Moving to the disassembly window, I discover code apparently placed there by TypeMock. During the first test, this code prevents the body of the function from executing. On the second test, it decides to execute the real function instead. The code snippet making this decision is presented here:
00000012 push dword ptr ds:[02330044h]
00000018 push 0
0000001a mov edx,dword ptr ds:[0232FF20h]
00000020 mov ecx,esi
00000022 call FCD233B0
00000027 mov edi,eax
00000029 test edi,edi
0000002b je 00000069

The jump instruction throws it to the real implementation. The only way I have found to get correct behavior is to move the creation of the mocks to the [ClassInitialize] method, i.e. executing only once for the entire test suite. This forces me to move the Init and Verify calls to [ClassInitialize] and [ClassCleanup] respectively. This makes the suite much more difficult to debug although I get correct behavior. Is this expected? Please advise.
asked by stimsonr (2.1k points)

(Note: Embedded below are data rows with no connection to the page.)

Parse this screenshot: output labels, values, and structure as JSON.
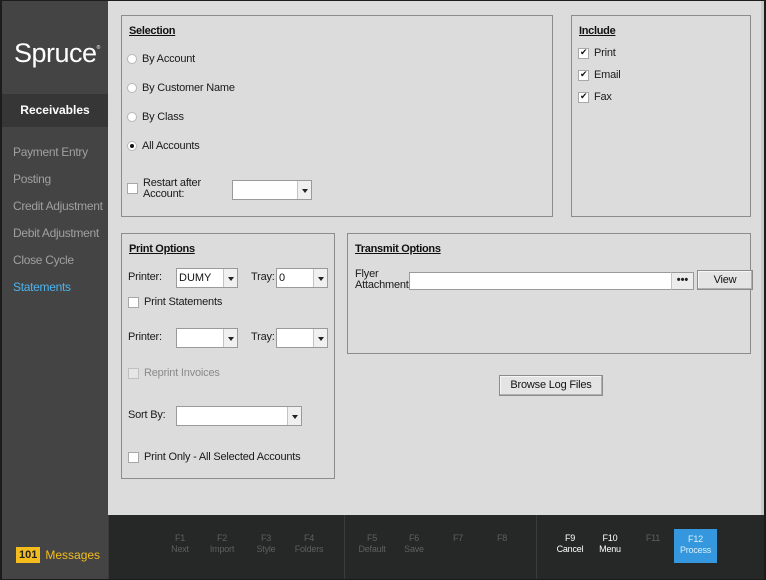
{
  "app": {
    "logo": "Spruce",
    "logo_mark": "®",
    "module": "Receivables"
  },
  "sidebar": {
    "items": [
      {
        "label": "Payment Entry",
        "active": false
      },
      {
        "label": "Posting",
        "active": false
      },
      {
        "label": "Credit Adjustment",
        "active": false
      },
      {
        "label": "Debit Adjustment",
        "active": false
      },
      {
        "label": "Close Cycle",
        "active": false
      },
      {
        "label": "Statements",
        "active": true
      }
    ],
    "messages": {
      "count": "101",
      "label": "Messages"
    }
  },
  "selection": {
    "title": "Selection",
    "options": [
      {
        "label": "By Account",
        "checked": false
      },
      {
        "label": "By Customer Name",
        "checked": false
      },
      {
        "label": "By Class",
        "checked": false
      },
      {
        "label": "All Accounts",
        "checked": true
      }
    ],
    "restart": {
      "label_line1": "Restart after",
      "label_line2": "Account:",
      "checked": false,
      "value": ""
    }
  },
  "include": {
    "title": "Include",
    "items": [
      {
        "label": "Print",
        "checked": true
      },
      {
        "label": "Email",
        "checked": true
      },
      {
        "label": "Fax",
        "checked": true
      }
    ]
  },
  "print_options": {
    "title": "Print Options",
    "printer_label": "Printer:",
    "printer_value": "DUMY",
    "tray_label": "Tray:",
    "tray_value": "0",
    "print_statements": {
      "label": "Print Statements",
      "checked": false
    },
    "printer2_label": "Printer:",
    "printer2_value": "",
    "tray2_label": "Tray:",
    "tray2_value": "",
    "reprint_invoices": {
      "label": "Reprint Invoices",
      "checked": false,
      "disabled": true
    },
    "sort_by_label": "Sort By:",
    "sort_by_value": "",
    "print_only": {
      "label": "Print Only - All Selected Accounts",
      "checked": false
    }
  },
  "transmit_options": {
    "title": "Transmit Options",
    "flyer_label_line1": "Flyer",
    "flyer_label_line2": "Attachment",
    "flyer_value": "",
    "browse_dots": "•••",
    "view_button": "View"
  },
  "browse_log_button": "Browse Log Files",
  "fkeys": [
    {
      "key": "F1",
      "label": "Next",
      "enabled": false
    },
    {
      "key": "F2",
      "label": "Import",
      "enabled": false
    },
    {
      "key": "F3",
      "label": "Style",
      "enabled": false
    },
    {
      "key": "F4",
      "label": "Folders",
      "enabled": false
    },
    {
      "key": "F5",
      "label": "Default",
      "enabled": false
    },
    {
      "key": "F6",
      "label": "Save",
      "enabled": false
    },
    {
      "key": "F7",
      "label": "",
      "enabled": false
    },
    {
      "key": "F8",
      "label": "",
      "enabled": false
    },
    {
      "key": "F9",
      "label": "Cancel",
      "enabled": true
    },
    {
      "key": "F10",
      "label": "Menu",
      "enabled": true
    },
    {
      "key": "F11",
      "label": "",
      "enabled": false
    },
    {
      "key": "F12",
      "label": "Process",
      "enabled": true,
      "primary": true
    }
  ],
  "colors": {
    "accent": "#3598de",
    "active_nav": "#4db3ee",
    "messages": "#f4bc1d",
    "sidebar_bg": "#434443",
    "fkey_bar_bg": "#262827"
  }
}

1 Answer

0 votes
10 points for the depth of your debugging :-)

Unless you are using the Enterprise Edition that allows to keep expectations even after Verify(), you have to recreate all your mock object after a Verify().
What you are suggesting is actually not a very good pattern as it will make your test code hard to maintain.

To further understand what instances are getting mocked use the TypeMock Tracer. That will give you a complete understanding of how your mocks are acting.
In any case you can post a small example and that we will be willing to show you the best way to solve this.
answered by scott (32k points)